Sunday, January 1, 2012

Greek Classics: Here We Go!


Happy January 1st--are you ready to start reading the ancient Greeks?

I'm going to start with Aeschylus' Oresteia trilogy: Agamemnon, The Libation Bearers, and The Eumenides. These plays tell the awful story of Agamemnon's family after he returns from the Trojan War. Before setting out, he had sacrificed his daughter Iphigenia, and in revenge (not to mention how Agamemnon took Cassandra as a mistress) his wife Clytemnestra murders him, and Cassandra too. Now it's up to their son Orestes to avenge his father, and he kills Clytemnestra and her lover. This makes Orestes guilty of matricide, so the Furies pursue and torment him, and he appeals to Apollo, who encouraged Orestes in the first place. Athena has to step in as arbiter, which leads to some discussion on reason and law. What happens when justice and duty are at cross-purposes?

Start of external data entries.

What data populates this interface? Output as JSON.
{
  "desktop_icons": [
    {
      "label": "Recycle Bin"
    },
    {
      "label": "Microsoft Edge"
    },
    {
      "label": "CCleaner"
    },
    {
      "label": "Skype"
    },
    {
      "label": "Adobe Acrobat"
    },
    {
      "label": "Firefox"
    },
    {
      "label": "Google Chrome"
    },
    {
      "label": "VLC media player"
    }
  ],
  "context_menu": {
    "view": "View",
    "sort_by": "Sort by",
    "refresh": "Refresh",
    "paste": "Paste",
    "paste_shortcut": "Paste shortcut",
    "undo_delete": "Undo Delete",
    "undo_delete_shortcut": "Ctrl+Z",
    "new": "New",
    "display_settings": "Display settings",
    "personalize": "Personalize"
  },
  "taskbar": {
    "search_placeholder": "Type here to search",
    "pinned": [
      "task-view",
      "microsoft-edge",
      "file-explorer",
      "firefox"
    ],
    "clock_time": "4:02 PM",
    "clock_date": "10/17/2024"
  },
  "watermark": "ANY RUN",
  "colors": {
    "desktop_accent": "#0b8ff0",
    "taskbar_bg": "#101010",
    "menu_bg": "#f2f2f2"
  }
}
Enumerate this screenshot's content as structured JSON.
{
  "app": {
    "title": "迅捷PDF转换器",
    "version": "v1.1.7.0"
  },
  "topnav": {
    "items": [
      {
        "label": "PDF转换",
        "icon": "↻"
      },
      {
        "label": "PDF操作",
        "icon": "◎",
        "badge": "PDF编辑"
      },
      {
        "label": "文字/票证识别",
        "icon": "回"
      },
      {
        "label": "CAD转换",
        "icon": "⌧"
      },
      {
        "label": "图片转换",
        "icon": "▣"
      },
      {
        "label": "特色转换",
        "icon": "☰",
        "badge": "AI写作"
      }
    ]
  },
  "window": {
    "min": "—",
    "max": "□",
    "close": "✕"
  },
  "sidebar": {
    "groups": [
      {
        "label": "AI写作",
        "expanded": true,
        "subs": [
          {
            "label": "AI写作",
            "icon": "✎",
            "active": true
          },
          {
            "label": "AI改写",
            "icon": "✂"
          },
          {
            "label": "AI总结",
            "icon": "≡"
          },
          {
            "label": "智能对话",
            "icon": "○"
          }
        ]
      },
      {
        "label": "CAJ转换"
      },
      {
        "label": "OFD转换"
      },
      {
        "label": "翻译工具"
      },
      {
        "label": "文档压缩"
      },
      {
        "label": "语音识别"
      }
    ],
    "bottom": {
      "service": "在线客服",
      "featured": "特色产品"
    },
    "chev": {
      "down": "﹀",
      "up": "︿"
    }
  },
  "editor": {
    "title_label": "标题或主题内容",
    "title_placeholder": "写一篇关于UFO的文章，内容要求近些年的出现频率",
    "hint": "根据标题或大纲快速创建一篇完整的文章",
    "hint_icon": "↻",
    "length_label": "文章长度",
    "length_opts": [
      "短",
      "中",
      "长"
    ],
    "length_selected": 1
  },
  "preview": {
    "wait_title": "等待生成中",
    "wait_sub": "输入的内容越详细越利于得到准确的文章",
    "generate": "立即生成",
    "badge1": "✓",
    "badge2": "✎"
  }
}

Aeschylus' plays are the oldest we have, and only seven have survived; he wrote at least seventy. All the plays before Aeschylus have been lost, and apparently they were somewhat different, with fewer characters that could only speak with the chorus. Aeschylus developed conflict between characters and is often known as the Father of Tragedy. He wrote many trilogies, but all have been lost except for the Oresteia. From what I hear, his plays are written in difficult Greek that often puzzled his contemporaries and now gives translators fits.

He was born in Eleusis around 525 BC of a wealthy family, and was a member of the Eleusinian mysteries that were based in his home city. He served in the Persian wars and fought at the Battle of Marathon, as did his brother Cynegeirus, who was killed in action there and revered as a hero. Later, he fought at the Battle of Salamis as well. This war service was much more important to the Greeks than literary accomplishment, and so his epitaph reads:
Beneath this stone lies Aeschylus, son of Euphorion, the Athenian,
who perished in the wheat-bearing land of Gela;
of his noble prowess the grove of Marathon can speak,
and the long-haired Persian knows it well.


Aeschylus' death is the subject of a legendary (and probably apocryphal) story: he is supposed to have been killed around 455 BC when an eagle dropped a tortoise on him, mistaking his bald head for a rock.


Now that you know something about Aeschylus, what Greek literature are you planning to read?

10 comments:

Eva said...

How interesting! Which translation did you go with? I read Fagles' translation of the trilogy last year, as well as Anne Carson's translation of "Agamemnon" (part of An Oresteia, in which you uses plays by three different authors to make the trilogy). They were both wonderful.

I've just requested Fagles' translation of Sophocles' The Theban Plays from the library. So I guess that will be my first read!

SRK said...

Hey, I'm planning on reading The Oresteia (Fagles translation) too! Well ... at least Agamemnon, then we'll see how it goes ...

It will be neat to see how our reviews line up.

Jean said...

My library doesn't have the Fagles translation of the Oresteia (it does have the Theban plays), so I'm just reading my old copy from college, which is a Viking Portable Library edition from Penguin. The translator's name is Thomson.

Jean said...

So SRK, we will definitely have to compare! :) (Did you know your initials are also those of one of a big Bollywood star?)

SRK said...

Bollywood?? That's news to me! LOL Better than porn I guess ;)

Jean said...

OK, you need to google "shah rukh khan" now and see what happens! He's widely known as SRK and is probably the single biggest movie star in the world.

Eva said...

I'll be curious to see what you think of it then! Did you study the classics in college? I took Latin in high school but switched to modern languages for college (although I often wished I'd have been able to fit in about five more majors, one of them being the classics, hehe).

Cassandra said...

What better distraction from our exhausting workdays can there be than reading Greek tragedies in which everyone dies?
No, seriously, I am glad you are going to read The Oresteia since I received a copy of it for Christmas (my sister knows me well...)and plan to read it soon, although I am a bit reluctant to read about Cassandra's horrible fate.
My parents should have read more Aeschylus before choosing my name :)

Jean said...

Eva, I was a comparative lit major, which required several classes in various ancient literatures. I took two Greek, one Indian, and one Norse. I had to be forced to take that one last modern American lit class, and was surprised when I enjoyed it. :) But it never occurred to me to talk Latin, and now I'm a classical homeschooler and we all study Latin!

Cassandra, at least they didn't name you Ophelia! (Now I'm trying to come up with worse literary names. Jezebel? Guinevere?)

Amy said...

I just read the Oresteia for the first time last summer, as it happens. All this past summer and fall I've been reading ancient lit, in preparation for assigning it to my oldest dd next year. It's so interesting to fill in "prequels and sequels" to the bare bones I read in high school and college.